## Aim of the exercise:
Across the data below, how many lines have the word "Temizliği" in them? Respond with the number alone.

## Provided records:
= Beginning of Section =

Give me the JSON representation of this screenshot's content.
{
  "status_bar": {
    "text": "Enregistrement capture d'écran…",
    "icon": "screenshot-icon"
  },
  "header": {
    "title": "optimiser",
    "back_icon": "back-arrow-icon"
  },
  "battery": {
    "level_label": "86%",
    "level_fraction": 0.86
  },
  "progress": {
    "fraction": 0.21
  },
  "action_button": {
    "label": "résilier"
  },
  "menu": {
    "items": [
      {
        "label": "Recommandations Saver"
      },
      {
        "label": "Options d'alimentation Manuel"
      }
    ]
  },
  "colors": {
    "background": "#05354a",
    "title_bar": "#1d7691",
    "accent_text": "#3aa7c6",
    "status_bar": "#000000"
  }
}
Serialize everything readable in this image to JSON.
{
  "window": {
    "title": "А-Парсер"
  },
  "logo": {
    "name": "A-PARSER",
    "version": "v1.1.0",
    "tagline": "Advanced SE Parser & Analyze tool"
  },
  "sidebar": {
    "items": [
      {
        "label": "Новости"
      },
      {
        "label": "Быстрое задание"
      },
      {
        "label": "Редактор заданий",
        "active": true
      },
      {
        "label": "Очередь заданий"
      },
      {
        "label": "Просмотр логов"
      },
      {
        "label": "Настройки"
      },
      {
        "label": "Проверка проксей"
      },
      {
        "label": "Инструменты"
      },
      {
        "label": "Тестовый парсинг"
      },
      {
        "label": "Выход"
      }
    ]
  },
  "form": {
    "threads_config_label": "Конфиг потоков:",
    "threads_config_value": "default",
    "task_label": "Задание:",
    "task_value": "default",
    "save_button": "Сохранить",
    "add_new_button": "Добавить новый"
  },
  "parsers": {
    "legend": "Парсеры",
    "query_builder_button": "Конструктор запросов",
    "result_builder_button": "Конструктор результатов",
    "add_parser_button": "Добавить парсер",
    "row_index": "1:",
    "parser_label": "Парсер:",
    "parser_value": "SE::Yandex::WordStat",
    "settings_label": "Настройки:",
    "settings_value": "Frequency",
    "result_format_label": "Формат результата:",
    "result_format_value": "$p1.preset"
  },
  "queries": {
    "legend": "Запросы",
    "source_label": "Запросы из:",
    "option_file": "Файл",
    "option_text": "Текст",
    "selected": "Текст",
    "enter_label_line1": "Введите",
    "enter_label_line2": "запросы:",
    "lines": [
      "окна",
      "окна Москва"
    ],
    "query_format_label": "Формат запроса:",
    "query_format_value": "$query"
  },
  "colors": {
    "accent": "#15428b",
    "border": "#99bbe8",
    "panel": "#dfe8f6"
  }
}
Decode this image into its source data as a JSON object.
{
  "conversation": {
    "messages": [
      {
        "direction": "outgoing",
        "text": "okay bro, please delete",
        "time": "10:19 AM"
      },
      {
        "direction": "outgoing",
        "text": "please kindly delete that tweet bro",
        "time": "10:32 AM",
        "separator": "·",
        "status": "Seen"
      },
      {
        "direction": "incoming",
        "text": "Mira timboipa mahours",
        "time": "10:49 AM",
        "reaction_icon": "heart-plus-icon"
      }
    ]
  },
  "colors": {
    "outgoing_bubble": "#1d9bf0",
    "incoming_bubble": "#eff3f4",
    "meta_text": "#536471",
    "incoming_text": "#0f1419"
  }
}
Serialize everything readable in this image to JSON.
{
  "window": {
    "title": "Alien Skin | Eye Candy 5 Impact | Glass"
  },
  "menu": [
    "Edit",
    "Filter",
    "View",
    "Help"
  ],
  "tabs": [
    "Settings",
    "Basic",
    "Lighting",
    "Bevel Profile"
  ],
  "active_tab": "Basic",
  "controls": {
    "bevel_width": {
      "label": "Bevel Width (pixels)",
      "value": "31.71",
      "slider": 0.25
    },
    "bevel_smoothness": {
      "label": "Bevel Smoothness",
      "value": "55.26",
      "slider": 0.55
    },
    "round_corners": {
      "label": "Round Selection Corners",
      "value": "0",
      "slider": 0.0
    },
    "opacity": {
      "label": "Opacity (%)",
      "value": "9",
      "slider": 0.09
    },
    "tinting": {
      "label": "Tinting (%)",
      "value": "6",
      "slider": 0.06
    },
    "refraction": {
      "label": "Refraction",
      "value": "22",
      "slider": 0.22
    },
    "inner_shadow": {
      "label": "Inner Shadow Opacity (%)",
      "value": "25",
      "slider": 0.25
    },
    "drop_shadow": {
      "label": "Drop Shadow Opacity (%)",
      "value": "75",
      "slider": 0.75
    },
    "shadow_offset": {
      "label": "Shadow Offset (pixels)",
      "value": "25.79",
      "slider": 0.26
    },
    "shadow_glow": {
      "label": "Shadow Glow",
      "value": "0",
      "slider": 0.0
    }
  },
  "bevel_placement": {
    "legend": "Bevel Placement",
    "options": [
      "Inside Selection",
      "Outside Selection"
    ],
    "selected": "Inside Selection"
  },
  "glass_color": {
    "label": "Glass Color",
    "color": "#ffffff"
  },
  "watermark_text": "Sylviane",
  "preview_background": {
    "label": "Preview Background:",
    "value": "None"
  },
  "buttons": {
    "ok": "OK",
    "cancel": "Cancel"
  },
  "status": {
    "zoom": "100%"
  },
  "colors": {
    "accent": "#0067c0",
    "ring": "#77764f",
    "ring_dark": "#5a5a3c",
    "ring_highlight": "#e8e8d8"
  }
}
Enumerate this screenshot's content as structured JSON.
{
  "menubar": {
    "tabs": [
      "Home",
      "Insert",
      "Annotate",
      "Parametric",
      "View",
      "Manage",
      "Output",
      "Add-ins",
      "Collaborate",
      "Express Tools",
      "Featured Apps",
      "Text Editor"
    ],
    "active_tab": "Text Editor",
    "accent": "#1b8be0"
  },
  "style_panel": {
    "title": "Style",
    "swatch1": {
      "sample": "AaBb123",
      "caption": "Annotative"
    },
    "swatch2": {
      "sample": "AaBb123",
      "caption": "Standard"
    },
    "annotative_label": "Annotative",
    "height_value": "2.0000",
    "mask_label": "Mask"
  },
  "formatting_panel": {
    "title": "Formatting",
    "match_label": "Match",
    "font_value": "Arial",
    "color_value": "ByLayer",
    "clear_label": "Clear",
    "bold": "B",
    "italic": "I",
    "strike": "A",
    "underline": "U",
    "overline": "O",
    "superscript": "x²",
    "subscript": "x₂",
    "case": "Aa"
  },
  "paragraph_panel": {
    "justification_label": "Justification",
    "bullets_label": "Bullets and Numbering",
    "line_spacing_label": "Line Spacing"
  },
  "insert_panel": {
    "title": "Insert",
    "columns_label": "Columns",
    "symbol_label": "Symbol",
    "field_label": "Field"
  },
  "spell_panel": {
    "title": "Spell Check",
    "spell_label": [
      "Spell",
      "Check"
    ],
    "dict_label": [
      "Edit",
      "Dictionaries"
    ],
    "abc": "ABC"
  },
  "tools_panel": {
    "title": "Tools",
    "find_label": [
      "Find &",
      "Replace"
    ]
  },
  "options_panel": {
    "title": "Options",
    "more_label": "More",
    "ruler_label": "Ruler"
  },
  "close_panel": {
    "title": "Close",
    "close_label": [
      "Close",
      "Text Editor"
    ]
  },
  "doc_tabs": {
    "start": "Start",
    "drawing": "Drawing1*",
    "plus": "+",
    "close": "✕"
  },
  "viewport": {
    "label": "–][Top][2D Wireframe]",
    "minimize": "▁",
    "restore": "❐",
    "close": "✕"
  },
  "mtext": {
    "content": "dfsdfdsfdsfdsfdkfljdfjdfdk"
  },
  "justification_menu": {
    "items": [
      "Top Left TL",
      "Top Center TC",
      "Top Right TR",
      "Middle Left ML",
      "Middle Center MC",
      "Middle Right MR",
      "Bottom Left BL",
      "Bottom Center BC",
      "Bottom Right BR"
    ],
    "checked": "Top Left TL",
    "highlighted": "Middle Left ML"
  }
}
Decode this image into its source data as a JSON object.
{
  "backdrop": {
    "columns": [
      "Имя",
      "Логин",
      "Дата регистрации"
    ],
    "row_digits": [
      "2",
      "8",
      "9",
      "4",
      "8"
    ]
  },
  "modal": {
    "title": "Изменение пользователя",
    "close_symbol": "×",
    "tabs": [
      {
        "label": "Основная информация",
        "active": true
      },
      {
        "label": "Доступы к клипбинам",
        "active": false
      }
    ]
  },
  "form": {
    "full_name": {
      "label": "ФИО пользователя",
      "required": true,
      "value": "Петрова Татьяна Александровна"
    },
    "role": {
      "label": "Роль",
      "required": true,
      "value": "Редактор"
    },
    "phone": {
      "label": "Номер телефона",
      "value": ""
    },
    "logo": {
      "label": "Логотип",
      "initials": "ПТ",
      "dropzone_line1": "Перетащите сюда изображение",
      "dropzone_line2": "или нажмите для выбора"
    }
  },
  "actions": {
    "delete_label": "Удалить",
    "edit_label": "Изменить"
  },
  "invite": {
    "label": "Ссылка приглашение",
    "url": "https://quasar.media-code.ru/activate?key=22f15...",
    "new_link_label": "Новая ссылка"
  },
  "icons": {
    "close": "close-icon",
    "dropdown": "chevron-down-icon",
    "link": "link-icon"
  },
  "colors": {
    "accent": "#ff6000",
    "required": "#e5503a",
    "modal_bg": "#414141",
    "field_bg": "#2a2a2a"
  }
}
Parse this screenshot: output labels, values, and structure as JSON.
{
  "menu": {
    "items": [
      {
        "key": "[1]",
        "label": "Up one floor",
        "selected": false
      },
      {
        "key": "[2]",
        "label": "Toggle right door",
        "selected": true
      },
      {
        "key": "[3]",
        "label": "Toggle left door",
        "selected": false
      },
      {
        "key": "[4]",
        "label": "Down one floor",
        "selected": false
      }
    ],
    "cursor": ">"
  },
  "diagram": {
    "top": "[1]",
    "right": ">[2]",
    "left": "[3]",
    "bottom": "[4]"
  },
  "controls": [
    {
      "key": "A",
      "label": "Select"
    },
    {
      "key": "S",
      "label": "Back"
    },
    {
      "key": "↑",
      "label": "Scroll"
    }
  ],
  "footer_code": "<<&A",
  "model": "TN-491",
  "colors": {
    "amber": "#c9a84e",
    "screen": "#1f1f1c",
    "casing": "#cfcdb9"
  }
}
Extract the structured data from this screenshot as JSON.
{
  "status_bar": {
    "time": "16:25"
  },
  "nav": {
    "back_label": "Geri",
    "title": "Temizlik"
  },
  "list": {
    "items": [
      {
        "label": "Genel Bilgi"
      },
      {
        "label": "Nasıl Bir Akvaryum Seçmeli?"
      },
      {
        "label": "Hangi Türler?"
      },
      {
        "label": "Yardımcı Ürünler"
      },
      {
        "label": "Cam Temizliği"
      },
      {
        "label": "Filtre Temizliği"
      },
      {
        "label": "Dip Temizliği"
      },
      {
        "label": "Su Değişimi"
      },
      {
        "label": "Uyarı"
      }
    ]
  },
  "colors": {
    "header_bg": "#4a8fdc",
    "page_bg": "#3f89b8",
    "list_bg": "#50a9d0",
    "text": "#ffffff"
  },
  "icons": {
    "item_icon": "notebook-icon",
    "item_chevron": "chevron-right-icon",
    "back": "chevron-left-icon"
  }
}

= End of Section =

## Result:
3